"Fossils of Caveasphaera tell us that animal-like embryonic development evolved long ago."
The discovery is published in Current Biology.
• Caveasphaera is an enigmatic component of the 609-Ma Weng’an Biota of South China
• Yin et al. use X-ray tomography to characterize cellular structure and development
• Gastrulation-like cell division, ingression, detachment, and polar aggregation occur
• A holozoan affinity suggests the early evolution of metazoan-like development
The Ediacaran Weng’an Biota (Doushantuo Formation, 609 Ma old) is a rich microfossil assemblage that preserves biological structure to a subcellular level of fidelity and encompasses a range of developmental stages . However, the animal embryo interpretation of the main components of the biota has been the subject of controversy [2, 3]. Here, we describe the development of Caveasphaera, which varies in morphology from lensoid to a hollow spheroidal cage  to a solid spheroid  but has largely evaded description and interpretation. Caveasphaera is demonstrably cellular and develops within an envelope by cell division and migration, first defining the spheroidal perimeter via anastomosing cell masses that thicken and ingress as strands of cells that detach and subsequently aggregate in a polar region.

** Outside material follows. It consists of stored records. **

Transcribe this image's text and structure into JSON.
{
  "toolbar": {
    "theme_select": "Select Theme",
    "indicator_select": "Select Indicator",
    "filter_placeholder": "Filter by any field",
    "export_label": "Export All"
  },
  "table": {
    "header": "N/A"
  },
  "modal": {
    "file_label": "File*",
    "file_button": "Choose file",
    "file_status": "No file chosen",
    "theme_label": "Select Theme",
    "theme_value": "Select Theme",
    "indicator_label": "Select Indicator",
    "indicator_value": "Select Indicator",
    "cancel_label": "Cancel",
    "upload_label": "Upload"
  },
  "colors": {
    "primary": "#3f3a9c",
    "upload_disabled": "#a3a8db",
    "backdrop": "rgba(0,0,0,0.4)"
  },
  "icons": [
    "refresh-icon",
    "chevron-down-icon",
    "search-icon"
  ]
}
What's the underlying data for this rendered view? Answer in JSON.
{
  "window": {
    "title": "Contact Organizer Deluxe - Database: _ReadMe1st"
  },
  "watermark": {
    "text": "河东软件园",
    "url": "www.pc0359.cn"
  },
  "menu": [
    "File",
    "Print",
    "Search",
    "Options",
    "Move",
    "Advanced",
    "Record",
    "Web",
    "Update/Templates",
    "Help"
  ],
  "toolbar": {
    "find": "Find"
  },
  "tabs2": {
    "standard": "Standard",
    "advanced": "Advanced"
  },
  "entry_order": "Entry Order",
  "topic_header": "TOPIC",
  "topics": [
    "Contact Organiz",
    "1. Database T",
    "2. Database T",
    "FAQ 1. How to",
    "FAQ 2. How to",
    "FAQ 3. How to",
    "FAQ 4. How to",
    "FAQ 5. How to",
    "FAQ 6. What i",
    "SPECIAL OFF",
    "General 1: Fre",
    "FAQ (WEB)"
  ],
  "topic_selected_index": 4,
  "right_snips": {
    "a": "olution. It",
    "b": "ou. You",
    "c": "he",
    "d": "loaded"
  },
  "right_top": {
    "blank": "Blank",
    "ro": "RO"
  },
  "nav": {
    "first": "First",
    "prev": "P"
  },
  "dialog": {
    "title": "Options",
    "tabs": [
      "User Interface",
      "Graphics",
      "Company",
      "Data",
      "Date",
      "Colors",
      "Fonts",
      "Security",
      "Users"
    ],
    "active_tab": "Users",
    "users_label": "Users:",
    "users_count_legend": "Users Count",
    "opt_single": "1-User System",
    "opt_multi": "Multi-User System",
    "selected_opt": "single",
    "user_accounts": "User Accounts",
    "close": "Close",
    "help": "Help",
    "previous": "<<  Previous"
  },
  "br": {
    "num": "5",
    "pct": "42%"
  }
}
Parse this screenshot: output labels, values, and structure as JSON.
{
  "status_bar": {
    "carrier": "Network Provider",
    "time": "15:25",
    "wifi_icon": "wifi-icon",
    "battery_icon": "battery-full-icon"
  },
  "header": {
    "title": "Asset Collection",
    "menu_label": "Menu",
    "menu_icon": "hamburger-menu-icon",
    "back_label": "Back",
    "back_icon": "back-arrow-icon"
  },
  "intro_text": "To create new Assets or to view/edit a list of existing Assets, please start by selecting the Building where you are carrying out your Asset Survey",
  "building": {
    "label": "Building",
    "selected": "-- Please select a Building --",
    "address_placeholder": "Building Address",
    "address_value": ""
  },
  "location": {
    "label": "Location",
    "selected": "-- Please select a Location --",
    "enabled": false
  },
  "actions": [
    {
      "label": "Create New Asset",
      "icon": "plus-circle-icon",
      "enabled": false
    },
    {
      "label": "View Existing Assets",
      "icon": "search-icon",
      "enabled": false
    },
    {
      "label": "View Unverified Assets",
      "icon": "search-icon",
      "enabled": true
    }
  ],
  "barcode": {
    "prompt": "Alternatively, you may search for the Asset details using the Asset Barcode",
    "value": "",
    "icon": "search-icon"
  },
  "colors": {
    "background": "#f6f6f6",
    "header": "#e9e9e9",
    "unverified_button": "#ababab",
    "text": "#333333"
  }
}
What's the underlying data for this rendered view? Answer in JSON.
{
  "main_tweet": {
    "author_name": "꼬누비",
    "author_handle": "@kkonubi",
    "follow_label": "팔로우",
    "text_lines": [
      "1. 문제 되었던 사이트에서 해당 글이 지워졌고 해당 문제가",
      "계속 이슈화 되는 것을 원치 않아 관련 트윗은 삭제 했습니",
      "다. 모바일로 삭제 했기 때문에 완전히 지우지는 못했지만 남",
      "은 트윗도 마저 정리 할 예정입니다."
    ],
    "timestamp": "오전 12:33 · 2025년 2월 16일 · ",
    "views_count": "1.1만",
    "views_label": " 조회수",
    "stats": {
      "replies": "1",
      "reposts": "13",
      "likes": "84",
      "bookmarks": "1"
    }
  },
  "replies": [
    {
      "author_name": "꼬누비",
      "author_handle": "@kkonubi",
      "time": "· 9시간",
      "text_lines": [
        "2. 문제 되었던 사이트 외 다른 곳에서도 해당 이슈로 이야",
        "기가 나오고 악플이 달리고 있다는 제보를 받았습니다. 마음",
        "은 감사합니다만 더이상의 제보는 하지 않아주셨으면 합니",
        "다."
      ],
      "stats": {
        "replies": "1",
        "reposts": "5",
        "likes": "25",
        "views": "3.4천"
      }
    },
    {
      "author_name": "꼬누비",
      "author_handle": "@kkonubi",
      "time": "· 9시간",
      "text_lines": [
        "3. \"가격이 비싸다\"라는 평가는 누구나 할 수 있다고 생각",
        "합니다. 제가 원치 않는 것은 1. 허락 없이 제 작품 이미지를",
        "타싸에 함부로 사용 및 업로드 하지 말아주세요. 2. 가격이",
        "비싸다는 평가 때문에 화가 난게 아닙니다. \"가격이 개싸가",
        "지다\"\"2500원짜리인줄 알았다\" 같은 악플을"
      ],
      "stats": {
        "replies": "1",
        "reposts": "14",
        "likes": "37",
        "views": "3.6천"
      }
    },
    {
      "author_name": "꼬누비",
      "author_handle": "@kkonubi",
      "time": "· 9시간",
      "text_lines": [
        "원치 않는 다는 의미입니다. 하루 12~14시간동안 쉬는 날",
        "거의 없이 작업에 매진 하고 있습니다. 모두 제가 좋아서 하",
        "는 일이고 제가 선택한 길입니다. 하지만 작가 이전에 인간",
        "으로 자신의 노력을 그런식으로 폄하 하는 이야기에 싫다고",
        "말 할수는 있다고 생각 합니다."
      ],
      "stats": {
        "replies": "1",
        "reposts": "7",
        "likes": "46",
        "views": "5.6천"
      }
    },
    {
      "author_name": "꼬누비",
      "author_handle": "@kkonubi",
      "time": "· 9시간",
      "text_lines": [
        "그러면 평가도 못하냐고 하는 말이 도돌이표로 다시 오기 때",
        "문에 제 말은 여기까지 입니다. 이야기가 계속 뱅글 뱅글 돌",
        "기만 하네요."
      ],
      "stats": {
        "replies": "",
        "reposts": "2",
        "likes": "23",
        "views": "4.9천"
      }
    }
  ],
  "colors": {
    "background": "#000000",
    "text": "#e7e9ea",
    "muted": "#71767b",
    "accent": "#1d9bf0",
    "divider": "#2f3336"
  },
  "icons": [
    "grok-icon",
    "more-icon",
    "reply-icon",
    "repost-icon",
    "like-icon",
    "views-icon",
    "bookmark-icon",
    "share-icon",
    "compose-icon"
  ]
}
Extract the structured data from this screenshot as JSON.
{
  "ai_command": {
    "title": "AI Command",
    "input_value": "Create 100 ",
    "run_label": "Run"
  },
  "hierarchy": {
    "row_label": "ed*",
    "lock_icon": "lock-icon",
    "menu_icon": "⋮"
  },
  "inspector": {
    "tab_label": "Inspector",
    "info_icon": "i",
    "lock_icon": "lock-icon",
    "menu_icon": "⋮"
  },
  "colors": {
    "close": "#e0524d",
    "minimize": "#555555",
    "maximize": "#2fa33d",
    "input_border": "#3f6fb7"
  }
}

Concomitantly, the overall diameter increases as does the volume of the cell mass, but after an initial phase of reductive palinotomy, the volume of individual cells remains the same through development. The process of cell ingression, detachment, and polar aggregation is analogous to gastrulation; together with evidence of functional cell adhesion and development within an envelope, this is suggestive of a holozoan affinity. Parental investment in the embryonic development of Caveasphaera and co-occurring Tianzhushania and Spiralicellula, as well as delayed onset of later development, may reflect an adaptation to the heterogeneous nature of the early Ediacaran nearshore marine environments in which early animals evolved.
Zongjun Yin, Kelly Vargas, John Cunningham, Stefan Bengtson, Maoyan Zhu, Federica Marone, Philip Donoghue.
This research was funded through the Biosphere Evolution, Transitions and Resilience (BETR) program, which is co-funded by the Natural Environment Research Council (NERC) and Natural Science Foundation of China (NSFC).
M.B.F. and F.C.-H. designed experiments. F.C.-H. performed experiments and data analysis.
Declaration of Interests
The authors declare no competing interest.
The research was supported by the National Institutes of Health (NIH F31EY028022-03, RO1EY019498, RO1EY013528, P30EY003176).
Return to top of page.
Dec 2 2019 Fetal Timeline Maternal Timeline News
These are computer models based on X-ray tomographic microscopy of the fossils, showing the successive stages of development. CREDIT Image by Franklin Caval-Holme, UC Berkeley